He likened exiting a corner at the limit to walking a tightrope. Entry speed was where the lap-time was at, however, and that, he said, was akin to jumping onto a tightrope. While blindfolded. His comprehensive and erudite explanation of his methods, in and out of the car, to co-author Paul Van Valkenburgh ensured that The Unfair Advantage remains the seminal work for those with an open mind about the ‘modern art’ of motor racing.
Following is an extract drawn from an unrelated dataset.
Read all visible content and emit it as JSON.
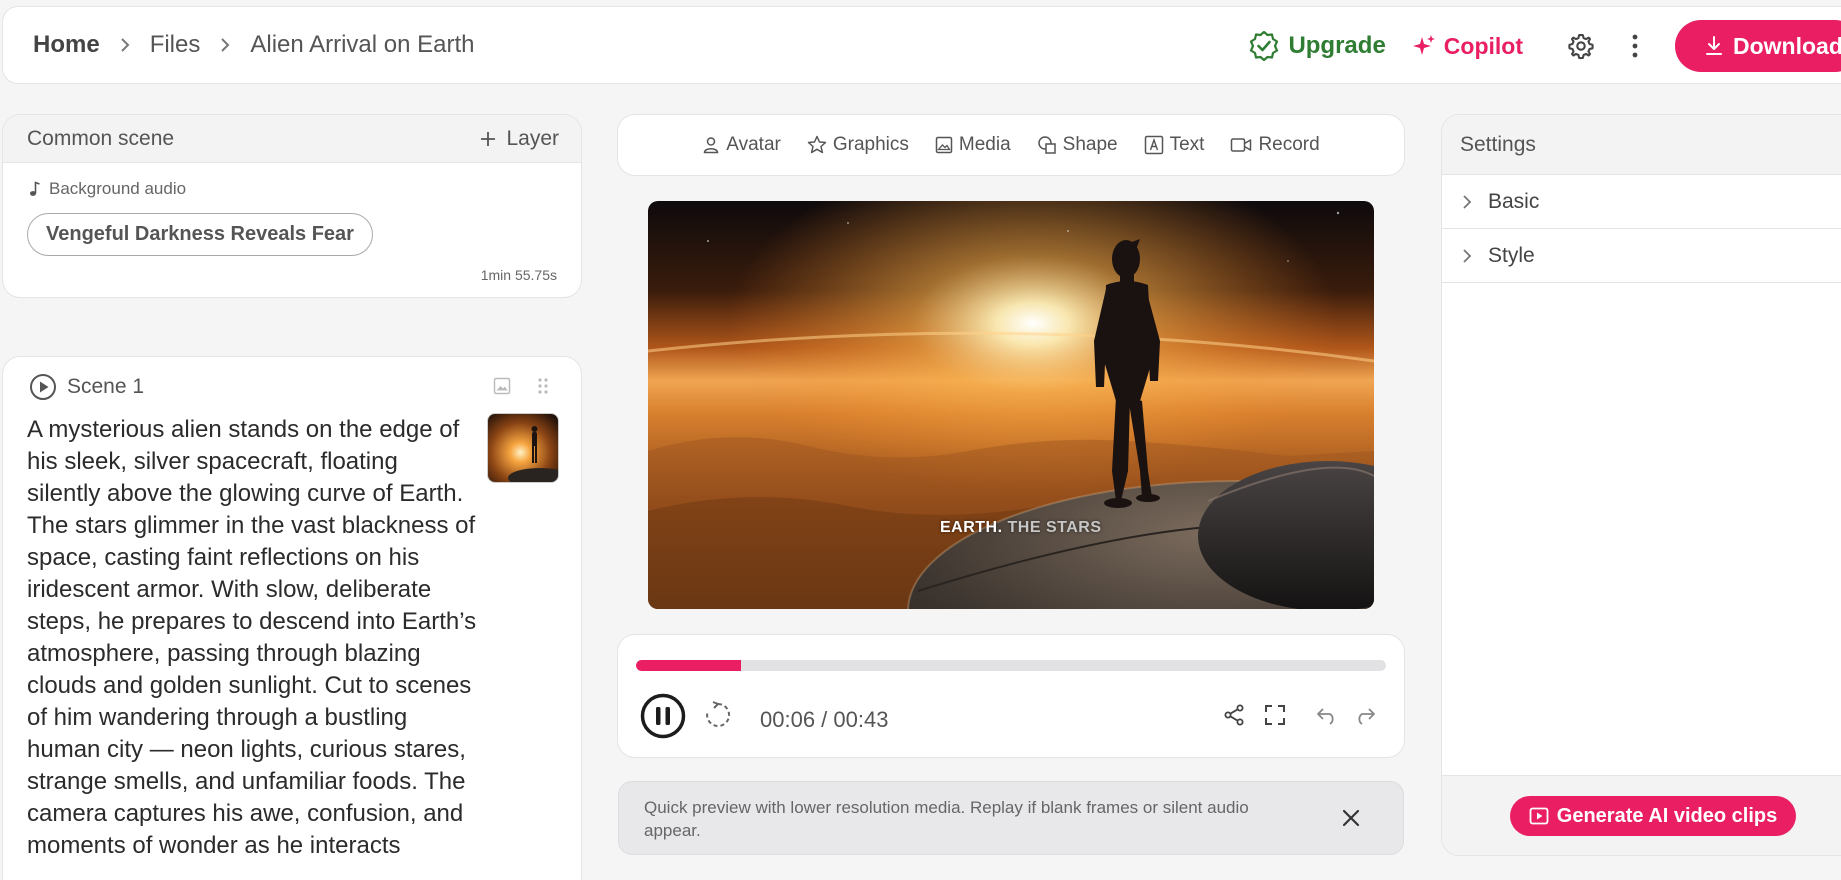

Donohue is the influential driver/engineer to the groundbreaking engineer/drivers of the calibre of Colin Chapman and Rudi Uhlenhaut.